John Maina has been a member of the New City Focus group since 2018, and now he runs not just one but two thriving businesses from what was started as a table banking initiative.
Living and thriving in New City Village, Nairutia, Nyeri County is a feat many would consider challenging and undesirable.
The vast landscape is sparsely populated, with large tracts of land that require hours of travel on murram paths to access the nearest tarmacked road.
But for a group of 21 youth whose families are living in the area, the opportunities are endless as they have successfully established one of the most successful chicken hatcheries.
Maina runs a small hotel in New Village Shopping Centre and is keen to spend his free time visiting the group’s hatchery located in the compound of one of the members.
His duties as the manager of the business is to supervise the daily feeding and watering of hundreds of chicks and the group’s incubator room.
“We all have our duties, and take turns in taking care of the hatchery, I mainly ensure that whoever is on duty does their job, cleans and feeds the chicks and in case of a power outage monitor the incubator,” he explained.
The group chairperson, Dennis Muriuk,i said the group members started out contributing funds which would be used to buy each member between 10- 12 kienyeji chicken.
“All of us wanted to have a small business but living in New Village there were no formal jobs, we needed to save what we had to come up with enough capital to start our personal projects,” he noted.
After registering their group in March 2018, they focused on saving at least Sh5,000 per member to purchase the chicken based on the prices.
After eight months each member had chicken in their home but unfortunately they found themselves facing the dilemma of sourcing for more chicks to increase their flock faster.
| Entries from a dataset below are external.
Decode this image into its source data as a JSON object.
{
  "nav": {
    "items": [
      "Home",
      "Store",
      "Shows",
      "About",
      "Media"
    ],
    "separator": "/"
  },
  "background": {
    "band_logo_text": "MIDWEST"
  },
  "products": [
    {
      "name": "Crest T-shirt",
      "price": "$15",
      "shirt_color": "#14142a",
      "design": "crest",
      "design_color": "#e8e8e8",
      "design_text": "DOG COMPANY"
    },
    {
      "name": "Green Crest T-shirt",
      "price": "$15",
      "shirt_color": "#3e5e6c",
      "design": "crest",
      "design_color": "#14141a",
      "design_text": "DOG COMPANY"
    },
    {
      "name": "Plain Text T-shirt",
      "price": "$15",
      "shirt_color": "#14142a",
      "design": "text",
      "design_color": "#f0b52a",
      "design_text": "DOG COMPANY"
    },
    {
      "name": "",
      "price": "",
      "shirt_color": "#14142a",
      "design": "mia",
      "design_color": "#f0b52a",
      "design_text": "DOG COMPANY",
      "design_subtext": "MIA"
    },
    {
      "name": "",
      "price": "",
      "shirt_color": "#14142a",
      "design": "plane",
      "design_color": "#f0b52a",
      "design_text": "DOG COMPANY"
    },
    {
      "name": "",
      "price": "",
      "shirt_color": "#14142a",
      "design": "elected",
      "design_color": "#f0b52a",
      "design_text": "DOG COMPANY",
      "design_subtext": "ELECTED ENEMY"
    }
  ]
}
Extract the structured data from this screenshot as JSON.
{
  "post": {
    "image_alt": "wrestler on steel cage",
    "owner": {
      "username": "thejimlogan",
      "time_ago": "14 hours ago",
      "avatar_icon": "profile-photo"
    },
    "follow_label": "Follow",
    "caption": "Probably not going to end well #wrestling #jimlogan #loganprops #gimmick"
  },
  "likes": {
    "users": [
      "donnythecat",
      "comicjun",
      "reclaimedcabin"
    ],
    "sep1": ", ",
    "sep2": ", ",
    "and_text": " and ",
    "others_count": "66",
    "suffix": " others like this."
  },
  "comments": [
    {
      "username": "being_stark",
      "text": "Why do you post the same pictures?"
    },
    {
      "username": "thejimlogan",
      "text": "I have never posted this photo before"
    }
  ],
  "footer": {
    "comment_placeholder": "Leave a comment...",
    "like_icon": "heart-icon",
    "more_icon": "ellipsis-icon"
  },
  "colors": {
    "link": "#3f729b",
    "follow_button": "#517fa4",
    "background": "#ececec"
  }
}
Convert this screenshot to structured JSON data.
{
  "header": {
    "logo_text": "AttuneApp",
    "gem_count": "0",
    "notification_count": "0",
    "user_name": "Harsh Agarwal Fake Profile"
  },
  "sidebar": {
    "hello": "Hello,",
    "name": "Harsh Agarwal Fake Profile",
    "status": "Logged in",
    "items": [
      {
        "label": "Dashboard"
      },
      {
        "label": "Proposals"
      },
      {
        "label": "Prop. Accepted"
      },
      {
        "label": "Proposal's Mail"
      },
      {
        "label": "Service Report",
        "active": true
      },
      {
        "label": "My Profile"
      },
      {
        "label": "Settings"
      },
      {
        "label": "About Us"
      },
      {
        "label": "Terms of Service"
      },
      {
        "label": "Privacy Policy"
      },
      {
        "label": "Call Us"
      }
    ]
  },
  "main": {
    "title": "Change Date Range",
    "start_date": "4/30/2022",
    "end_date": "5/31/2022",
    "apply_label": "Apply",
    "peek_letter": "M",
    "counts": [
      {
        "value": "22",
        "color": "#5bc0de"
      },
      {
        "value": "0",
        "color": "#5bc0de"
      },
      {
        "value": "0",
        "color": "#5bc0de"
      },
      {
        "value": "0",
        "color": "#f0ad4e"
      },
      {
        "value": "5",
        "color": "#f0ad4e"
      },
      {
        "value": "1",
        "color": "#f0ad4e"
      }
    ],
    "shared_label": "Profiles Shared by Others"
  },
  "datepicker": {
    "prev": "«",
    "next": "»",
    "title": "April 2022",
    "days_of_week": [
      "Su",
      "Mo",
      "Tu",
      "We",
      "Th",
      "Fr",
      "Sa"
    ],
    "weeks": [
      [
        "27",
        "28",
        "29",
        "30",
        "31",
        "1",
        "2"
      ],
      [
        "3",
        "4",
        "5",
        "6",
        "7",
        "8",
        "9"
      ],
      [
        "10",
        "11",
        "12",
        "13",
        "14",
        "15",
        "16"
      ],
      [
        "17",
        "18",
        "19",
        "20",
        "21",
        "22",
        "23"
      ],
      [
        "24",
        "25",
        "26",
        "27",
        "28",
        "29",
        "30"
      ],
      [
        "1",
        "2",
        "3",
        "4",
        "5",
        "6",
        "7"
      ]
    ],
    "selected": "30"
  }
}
“As a group we need more chicken but we had insufficient stock of chicks so we decided to set up a hatchery to provide us with enough stock and also a source of income,” Muriuki noted.
The group focused on kienyeji chicken because the production costs were lower than those of broilers as they are resistant to diseases, and with the large parcels of land at the farmers disposal, they can apply free range farming.
“In Kieni the farmers have access to enough space to allow the chicken to roam freely, and this reduces the cost of feed for the farmers,” Maina noted.
Market demand for kienyeji chicken and eggs is high with ordinary eggs sold for as little as Sh8 while the traditional chicken can earn as much as Sh20 per egg, the demand is insatiable.
“There is a perception that kienyeji chicken is healthier and better nutritional option and this makes the demand high and market value for the chicks high,” Muriuki explained.
The cost of running a hatchery in a remote part of the country has been challenging for the group, with frequent power outages. The cost of power has been the biggest concern for the young farmers.
With power outages lasting between a few hours to several days, the group has had to purchase a generator to ensure they reduce the losses experienced with the disruption of power to the incubator.
The price of chicks varies based on the age, 1-3-day-old chicks sell for Sh80 while 4-7-day-old chicks retail for Sh110. Between 8-14-day-old chicks are sold for Sh130 while the group sell of their 28 day old chicks for Sh150.
This is determined by the cost of production, with the price increasing due to the vaccinations and feeding rations required to maintain the chicks.
“Chicks require vaccine against Marek's disease between the 1-3-day after hatching, and vaccination against Gumboro disease during the first week after hatching. The chicks require a second dose of the same vaccine 18 days after hatching,” he noted.
With two incubators which can each hold 528 eggs each, the group has a hatching rate of 80- 90 per cent, but to spread the risk in case of any extended power blackouts 200 eggs are incubated after every three days.
“One of the main reasons for us not loading all the 528 eggs at once is to ensure we don’t risk all our eggs at once and also to ensure every 21 days we have a batch of hatchlings ready for the market," Muriuki explained.
He noted while four members of the group had managed to secure formal employment, the rest were able to open up small businesses which are located within the area.
“We have members who have small hotels, opened salons, boda boda businesses and also motorbike spare shops, we all have at least one additional source of income from our project,” he explained.
The group has managed to secure funding under the KSCAP to purchase, an 1/8th size parcel of land, flock of 500 kienyeji chicken which will provide them with stock for their hatchery, a generator, incubator and chicken feed.